You may have heard the term “fracking” used in relation to a new source of energy, but you aren’t sure exactly what it is — or more importantly, whether fracking is good or bad. So let’s take a closer look at fracking and its pros and cons as an energy source here in the United States.
Fracking is short for hydraulic fracturing. This is not a new source of energy; rather, it is a new way of extracting natural gas out of shale rock formations located deep underground. Horizontal and vertical shafts are drilled deep into the ground that are used to pump fluids into the shale at high pressure, which fractures the shale and releases the methane gas that’s trapped in tiny pockets in the shale. The gas then flows to the surface through the vertical shafts.
The amount of natural gas extracted from shale rock via fracking has risen from almost none in 2000 to about 250 billion cubic meters in 2013. Fracking has really exploded over the past six years — only about 50 billion cubic meters of natural gas were extracted via fracking as recently as 2008. More than one-third of the natural gas that is burned in the U.S. is now extracted via fracking.
Some energy experts believe that there is enough natural gas locked in shale rock formations deep underground in the U.S. to make us not only energy independent, but a net exporter of natural gas, in the near future. (The largest reserves are found in the Green River Formation that spans parts of Colorado, Wyoming and Utah.) Becoming less energy dependent on unstable countries in the Middle East and South America, not to mention Russia, could reap huge benefits for the U.S. in many different areas.
In addition, natural gas is a much cleaner energy source than coal, releasing far fewer carbon emissions into the atmosphere. In fact, net carbon emissions in the U.S. have actually been falling in recent years. The U.S. Energy Information Administration estimates that about half of this reduction in carbon emissions is attributable to the replacement of coal burning with shale gas to produce electrical energy.
Moreover, not only is shale gas cleaner than coal, but it is also cheaper. Given these benefits and advantages — primarily the abundant sources of shale rock in the U.S., lower carbon emissions, lower cost, and the potential of the U.S. to become energy independent — some experts believe that fracking could serve as the bridge between carbon-based energy systems and new, greener energy systems in the future.
With such tangible benefits, you might be wondering why anyone would object to fracking? Well, like any process that is used to extract energy from the earth and harness it for our use, there are some unintended — and potentially dangerous — side effects with fracking.

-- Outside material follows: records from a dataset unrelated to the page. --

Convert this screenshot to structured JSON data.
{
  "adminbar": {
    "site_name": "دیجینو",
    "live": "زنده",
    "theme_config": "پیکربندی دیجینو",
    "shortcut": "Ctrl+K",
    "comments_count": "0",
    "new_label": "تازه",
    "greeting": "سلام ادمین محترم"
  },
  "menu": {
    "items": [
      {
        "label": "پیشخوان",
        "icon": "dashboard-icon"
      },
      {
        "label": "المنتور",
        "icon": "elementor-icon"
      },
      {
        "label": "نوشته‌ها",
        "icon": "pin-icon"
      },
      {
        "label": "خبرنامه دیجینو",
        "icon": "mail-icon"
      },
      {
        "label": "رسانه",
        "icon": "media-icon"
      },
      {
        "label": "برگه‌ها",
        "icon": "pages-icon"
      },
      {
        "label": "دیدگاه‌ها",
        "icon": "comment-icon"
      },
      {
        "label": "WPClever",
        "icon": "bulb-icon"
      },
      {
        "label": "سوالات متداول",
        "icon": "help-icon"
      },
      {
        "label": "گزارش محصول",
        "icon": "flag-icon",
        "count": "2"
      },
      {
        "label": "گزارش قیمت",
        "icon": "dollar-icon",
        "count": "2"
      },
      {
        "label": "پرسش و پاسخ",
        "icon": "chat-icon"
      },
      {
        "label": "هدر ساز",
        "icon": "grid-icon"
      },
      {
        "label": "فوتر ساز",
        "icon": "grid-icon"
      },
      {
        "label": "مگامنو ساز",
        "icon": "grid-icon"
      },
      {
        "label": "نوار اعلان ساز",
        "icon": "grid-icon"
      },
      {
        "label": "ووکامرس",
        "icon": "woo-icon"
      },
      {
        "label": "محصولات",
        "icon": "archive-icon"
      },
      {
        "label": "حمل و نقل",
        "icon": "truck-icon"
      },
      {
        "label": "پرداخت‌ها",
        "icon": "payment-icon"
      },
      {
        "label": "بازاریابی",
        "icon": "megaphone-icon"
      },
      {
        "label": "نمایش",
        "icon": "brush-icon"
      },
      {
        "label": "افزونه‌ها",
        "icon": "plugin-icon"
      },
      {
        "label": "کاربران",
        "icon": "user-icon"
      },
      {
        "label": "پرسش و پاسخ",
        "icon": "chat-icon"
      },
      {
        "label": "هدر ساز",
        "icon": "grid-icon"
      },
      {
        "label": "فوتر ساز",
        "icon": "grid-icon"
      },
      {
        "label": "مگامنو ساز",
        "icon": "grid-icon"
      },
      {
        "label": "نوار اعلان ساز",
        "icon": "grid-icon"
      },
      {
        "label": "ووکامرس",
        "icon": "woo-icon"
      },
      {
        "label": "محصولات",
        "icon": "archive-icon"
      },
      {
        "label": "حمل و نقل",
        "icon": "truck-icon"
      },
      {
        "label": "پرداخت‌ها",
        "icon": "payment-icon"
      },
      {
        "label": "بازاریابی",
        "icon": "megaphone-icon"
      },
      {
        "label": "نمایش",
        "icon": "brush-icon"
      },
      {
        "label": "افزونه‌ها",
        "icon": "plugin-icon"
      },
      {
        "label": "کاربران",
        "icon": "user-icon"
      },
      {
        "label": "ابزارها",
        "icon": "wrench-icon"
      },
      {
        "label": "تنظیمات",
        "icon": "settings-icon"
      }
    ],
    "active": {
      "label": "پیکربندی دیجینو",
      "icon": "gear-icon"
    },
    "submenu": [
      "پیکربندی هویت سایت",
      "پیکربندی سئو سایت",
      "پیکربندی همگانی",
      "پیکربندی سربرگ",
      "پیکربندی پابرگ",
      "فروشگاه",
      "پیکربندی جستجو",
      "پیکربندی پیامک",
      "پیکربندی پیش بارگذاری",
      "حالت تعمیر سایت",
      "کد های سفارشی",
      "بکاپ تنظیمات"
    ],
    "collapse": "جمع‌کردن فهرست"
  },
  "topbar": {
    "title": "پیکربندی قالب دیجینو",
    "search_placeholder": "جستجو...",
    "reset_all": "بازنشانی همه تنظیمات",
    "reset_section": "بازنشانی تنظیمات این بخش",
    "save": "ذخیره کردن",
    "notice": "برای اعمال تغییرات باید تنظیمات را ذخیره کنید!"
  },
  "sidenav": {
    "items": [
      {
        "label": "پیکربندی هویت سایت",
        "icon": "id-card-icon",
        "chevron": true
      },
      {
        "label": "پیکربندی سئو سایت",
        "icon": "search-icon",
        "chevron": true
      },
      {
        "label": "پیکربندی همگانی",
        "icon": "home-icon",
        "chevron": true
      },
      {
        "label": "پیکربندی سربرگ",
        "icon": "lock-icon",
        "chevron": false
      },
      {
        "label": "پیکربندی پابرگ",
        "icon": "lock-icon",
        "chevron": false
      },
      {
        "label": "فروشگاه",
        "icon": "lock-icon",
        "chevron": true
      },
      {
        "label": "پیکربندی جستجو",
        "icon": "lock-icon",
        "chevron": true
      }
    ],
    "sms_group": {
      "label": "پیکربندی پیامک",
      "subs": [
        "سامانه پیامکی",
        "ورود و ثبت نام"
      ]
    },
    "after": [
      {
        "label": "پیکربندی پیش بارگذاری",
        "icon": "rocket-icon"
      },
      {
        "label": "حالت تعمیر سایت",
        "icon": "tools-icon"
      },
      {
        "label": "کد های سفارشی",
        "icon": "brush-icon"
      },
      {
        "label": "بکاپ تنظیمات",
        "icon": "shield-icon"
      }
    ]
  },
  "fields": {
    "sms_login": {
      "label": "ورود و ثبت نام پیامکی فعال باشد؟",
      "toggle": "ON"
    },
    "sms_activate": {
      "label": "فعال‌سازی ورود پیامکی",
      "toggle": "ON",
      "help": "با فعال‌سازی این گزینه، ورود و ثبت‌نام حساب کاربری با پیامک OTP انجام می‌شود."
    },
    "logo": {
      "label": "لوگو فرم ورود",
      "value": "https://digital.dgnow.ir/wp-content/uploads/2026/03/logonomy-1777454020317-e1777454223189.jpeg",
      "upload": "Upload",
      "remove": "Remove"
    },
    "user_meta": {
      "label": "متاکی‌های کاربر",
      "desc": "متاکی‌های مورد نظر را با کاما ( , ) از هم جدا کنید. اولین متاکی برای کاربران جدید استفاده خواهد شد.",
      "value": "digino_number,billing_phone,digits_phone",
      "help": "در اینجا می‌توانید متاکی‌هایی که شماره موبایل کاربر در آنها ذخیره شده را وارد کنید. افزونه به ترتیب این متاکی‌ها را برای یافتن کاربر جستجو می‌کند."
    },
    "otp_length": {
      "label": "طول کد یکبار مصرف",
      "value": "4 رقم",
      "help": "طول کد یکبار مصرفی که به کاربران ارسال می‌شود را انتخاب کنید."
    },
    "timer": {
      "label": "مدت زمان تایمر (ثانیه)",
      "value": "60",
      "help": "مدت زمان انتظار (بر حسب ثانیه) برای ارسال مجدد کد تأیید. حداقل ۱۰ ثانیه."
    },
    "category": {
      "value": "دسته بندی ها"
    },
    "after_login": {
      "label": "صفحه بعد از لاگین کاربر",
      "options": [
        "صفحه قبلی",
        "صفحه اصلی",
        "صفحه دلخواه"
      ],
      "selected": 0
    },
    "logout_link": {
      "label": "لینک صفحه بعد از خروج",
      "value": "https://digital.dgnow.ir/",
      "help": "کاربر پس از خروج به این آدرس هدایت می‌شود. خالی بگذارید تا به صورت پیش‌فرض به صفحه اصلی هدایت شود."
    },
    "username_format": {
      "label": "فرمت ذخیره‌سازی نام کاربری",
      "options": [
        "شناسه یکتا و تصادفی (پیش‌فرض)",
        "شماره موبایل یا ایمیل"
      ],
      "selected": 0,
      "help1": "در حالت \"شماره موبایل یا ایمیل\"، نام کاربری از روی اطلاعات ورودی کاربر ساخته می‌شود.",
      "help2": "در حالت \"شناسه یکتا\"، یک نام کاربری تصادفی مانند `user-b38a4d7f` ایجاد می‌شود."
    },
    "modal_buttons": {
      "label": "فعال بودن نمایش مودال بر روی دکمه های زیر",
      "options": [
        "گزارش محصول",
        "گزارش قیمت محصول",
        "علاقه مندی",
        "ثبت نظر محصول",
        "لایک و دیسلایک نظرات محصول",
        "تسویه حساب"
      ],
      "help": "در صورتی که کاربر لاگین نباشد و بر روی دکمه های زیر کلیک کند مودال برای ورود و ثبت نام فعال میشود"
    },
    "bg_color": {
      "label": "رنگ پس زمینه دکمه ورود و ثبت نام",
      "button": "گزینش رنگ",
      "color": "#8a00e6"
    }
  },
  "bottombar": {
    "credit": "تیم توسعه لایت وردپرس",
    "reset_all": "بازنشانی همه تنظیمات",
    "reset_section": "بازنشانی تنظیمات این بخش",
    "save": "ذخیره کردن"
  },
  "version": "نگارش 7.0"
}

The main concern many people have about fracking is the impact that the process could have on groundwater sources. To extract methane gas from shale rock, a toxic mixture of water, sand, lubricants and chemicals is pumped into the shale at high pressure. These chemicals include poisons to keep bacteria and other microorganisms from clogging pipes, as well as hydrochloric acid to dissolve excess cement in the pipes.
In fact, more than 650 different products containing chemicals that can potentially cause cancer have been used in the fracking process. In addition, energy companies are not required by law to disclose the chemicals, or the formulation of the mixture of chemicals, they use in fracking. This can make it hard for scientists to gauge the specific potential threats the chemicals might pose in local areas, and hard for local residents and first responders to prepare for possible drilling accidents.
Proponents of fracking say that the process is safe because shale formations lie far below the water table, thus posing minimal (if any) threat to groundwater. However, opponents point out that accidents can occur that can result in toxic chemicals making their way back up to the surface and into groundwater. These include well blowouts, backflow of fluids to the surface, leaks in the pipes, and accidents at wellheads.
In addition, the fracking process requires a tremendous volume of fresh water — up to 35 million gallons per frack well. Some fracking opponents worry that this will more rapidly deplete fresh water sources and dry up rivers and streams in some areas.
Given the potential harm that fracking can cause to the environment, it is somewhat surprising how lax current federal environmental laws are when it comes to regulating fracking. For instance, both the Safe Water Drinking Act and the Clean Water Act contain specific exceptions for fracking, which is primarily regulated at the state level. The EPA is conducting a study on the effects of fracking on groundwater, but the results are not expected until 2016.
In the meantime, energy companies are not wasting any time drilling new fracking wells in areas of the country where there are abundant shale rock formations deep underground. Until more is known about the possible effects of fracking on groundwater and the environment in general, the debate between fracking proponents and opponents will continue to rage.